When the bell rang, I found my class and tried to follow what the teacher was saying. I didn't get every word or even most of them; her language, her clothes, her stiffness were all new to me, and I couldn't help staring.
She kept addressing someone named Y'all, and telling us to do things, but I had no idea what was expected of me. In the end I settled for watching the other kids and trying to copy whatever they did, though not very well.
At home I'd been drilled in Sir and Ma'am, but Please and Thank You were still novel concepts, and I tended to forget them. Yet they seemed terribly important to the teacher.
This was definitely a different country. Here the kids, when they dropped a book, didn't kiss it when they picked it up, the way we did the prayer books in Hebrew school. Shocking. And everyone seemed so Š cold, removed, distant.
Then the bell rang and I went off to wait for the bus. I knew just where to stand, but it didn't come. I waited and waited andŠ.
Then another lady was talking to me. She, too, was dressed nicely, and she was saying school wasn't over after all, and it was time to go back.
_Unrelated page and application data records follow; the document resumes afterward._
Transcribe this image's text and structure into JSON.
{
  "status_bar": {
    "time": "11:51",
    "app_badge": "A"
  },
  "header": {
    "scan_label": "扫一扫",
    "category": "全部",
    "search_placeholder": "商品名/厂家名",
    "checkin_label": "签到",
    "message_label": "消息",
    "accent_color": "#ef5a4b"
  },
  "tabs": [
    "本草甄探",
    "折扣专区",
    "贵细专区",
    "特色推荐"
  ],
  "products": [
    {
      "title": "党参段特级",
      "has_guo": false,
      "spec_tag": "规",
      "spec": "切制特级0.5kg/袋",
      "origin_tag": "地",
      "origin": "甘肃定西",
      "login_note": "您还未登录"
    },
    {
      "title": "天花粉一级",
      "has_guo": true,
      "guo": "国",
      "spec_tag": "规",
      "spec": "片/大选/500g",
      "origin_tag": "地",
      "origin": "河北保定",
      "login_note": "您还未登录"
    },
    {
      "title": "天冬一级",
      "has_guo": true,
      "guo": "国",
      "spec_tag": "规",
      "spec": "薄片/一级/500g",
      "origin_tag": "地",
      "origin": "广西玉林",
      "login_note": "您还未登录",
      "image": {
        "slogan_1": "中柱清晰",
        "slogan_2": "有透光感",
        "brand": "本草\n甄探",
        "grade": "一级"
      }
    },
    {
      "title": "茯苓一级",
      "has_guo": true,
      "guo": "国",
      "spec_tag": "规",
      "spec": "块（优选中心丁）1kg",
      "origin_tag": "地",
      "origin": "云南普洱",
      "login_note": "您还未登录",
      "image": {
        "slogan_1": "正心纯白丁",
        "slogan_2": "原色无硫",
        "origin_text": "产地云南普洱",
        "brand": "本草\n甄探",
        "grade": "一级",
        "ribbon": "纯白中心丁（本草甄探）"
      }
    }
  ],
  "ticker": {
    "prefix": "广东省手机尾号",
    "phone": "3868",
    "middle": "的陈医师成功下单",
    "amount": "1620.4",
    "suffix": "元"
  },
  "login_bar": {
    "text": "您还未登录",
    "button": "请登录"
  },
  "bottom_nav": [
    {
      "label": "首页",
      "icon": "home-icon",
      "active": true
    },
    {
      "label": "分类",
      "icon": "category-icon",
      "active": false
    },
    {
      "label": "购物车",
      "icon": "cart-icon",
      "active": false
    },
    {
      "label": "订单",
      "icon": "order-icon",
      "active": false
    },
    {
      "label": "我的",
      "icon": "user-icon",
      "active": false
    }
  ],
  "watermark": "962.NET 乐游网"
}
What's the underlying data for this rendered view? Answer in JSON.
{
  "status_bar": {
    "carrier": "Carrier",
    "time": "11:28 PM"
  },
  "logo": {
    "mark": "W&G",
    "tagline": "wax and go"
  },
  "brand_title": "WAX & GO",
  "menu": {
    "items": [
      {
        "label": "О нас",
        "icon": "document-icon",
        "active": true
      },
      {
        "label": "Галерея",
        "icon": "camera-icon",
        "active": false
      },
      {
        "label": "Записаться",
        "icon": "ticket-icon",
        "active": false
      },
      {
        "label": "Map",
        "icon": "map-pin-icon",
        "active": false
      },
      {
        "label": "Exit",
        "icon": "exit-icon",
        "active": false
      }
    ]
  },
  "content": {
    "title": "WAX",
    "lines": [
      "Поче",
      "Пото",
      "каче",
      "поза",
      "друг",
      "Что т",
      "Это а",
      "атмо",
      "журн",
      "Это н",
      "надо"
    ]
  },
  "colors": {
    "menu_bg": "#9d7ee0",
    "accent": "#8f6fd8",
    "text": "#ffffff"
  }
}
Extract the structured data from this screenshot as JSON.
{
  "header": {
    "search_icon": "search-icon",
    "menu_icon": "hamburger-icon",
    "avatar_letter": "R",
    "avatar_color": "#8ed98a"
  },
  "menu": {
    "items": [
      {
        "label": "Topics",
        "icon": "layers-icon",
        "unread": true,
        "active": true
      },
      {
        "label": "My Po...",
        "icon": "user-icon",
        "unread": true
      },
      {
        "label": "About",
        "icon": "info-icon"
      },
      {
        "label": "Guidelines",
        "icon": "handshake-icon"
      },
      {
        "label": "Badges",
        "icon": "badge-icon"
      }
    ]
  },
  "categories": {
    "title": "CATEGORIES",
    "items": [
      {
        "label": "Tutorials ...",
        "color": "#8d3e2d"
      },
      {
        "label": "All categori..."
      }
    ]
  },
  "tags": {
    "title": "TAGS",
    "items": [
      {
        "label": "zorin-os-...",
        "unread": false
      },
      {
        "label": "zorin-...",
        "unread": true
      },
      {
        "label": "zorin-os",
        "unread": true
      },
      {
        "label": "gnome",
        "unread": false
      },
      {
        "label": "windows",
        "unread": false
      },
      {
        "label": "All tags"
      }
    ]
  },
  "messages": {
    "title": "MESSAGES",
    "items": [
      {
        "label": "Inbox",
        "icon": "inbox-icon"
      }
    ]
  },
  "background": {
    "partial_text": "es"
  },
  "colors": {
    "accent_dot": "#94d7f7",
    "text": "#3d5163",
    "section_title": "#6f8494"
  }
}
I hesitated. She said she'd spoken to my mother, and knew just what I was supposed to eat and what wasn't kosher. I followed her warily.
When we got to the big empty, light-green room with the benches, one of the big ladies came out from the kitchen and set down a cheese sandwich - made with soft white bread - and a little carton of milk. I don't think I'd ever seen one that small, and everything tasted wrong. We never used mayonnaise on anything but salads at home.
But it was good after the first bite. Hunger is the best sauce. The taste of it remains in memory, strange and assuring at the same time. It was a different world, all right, but not a threatening one. I was being looked after. These people weren't strangers after all, and I wasn't a stranger here, either. I belonged. Food is a bond, an assurance, an invitation to education.
Today schools all over the country face the challenge of educating a whole new wave of first-generation Americans, kids who, once they step outside the house and the warm embrace of family, find themselves among a people of strange speech and hard language.
It won't be the first time American education has faced this kind of challenge. How will our schools meet it? Just as they've done generation after generation: One student at a time. Because, as in all real education, in the end the outcome will depend not on abstract measurements or statistical tables or what the politicians and "experts" say, but on what happens between just one teacher and one child. Again and again. And the memories that each of those children will have in the future, like mine at this distance over the years, are being formed now.